WORK INSTRUCTIONS>
Work out how many lines in the data include the string "Here"; reply with that number alone.

------ DATA SECTION

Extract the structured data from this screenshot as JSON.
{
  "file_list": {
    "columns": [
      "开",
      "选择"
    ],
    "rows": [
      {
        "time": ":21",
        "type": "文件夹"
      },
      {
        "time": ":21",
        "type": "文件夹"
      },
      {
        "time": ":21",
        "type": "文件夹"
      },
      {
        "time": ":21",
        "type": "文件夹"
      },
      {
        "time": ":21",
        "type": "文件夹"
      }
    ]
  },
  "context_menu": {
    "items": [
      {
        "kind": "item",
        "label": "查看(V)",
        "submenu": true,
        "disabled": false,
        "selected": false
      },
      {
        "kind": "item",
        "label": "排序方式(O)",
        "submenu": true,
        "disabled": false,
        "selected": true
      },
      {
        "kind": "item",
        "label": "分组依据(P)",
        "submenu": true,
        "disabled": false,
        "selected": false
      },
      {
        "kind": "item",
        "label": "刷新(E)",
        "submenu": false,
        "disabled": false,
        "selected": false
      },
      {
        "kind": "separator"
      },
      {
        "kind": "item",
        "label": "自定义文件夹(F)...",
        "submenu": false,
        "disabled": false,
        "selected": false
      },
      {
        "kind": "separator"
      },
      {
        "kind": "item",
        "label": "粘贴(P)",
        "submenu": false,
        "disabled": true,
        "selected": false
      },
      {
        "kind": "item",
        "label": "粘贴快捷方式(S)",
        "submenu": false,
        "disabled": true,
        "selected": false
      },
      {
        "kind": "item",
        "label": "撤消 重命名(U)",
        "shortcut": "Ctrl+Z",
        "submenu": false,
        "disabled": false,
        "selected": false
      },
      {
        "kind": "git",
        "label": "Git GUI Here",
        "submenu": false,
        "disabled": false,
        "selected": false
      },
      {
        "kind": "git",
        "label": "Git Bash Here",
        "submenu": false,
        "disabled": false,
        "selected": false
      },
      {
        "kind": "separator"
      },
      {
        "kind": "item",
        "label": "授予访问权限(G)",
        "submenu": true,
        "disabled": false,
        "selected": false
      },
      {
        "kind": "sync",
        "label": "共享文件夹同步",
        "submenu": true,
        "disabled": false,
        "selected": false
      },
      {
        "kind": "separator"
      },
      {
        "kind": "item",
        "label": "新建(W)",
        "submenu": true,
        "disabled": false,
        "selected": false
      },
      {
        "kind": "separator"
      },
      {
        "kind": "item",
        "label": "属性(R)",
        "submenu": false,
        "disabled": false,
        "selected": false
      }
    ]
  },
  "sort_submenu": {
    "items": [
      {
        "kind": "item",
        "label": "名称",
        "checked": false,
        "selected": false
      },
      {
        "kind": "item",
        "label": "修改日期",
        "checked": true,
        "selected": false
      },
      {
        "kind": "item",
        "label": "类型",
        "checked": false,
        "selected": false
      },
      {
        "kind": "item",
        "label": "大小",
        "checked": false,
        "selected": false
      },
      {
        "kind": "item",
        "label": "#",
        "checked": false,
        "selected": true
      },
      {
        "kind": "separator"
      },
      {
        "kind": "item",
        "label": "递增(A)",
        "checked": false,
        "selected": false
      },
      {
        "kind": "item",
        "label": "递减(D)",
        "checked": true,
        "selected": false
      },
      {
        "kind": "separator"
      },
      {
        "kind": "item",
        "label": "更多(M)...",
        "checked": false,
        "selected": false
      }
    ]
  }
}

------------

YOUR SOLUTION>
2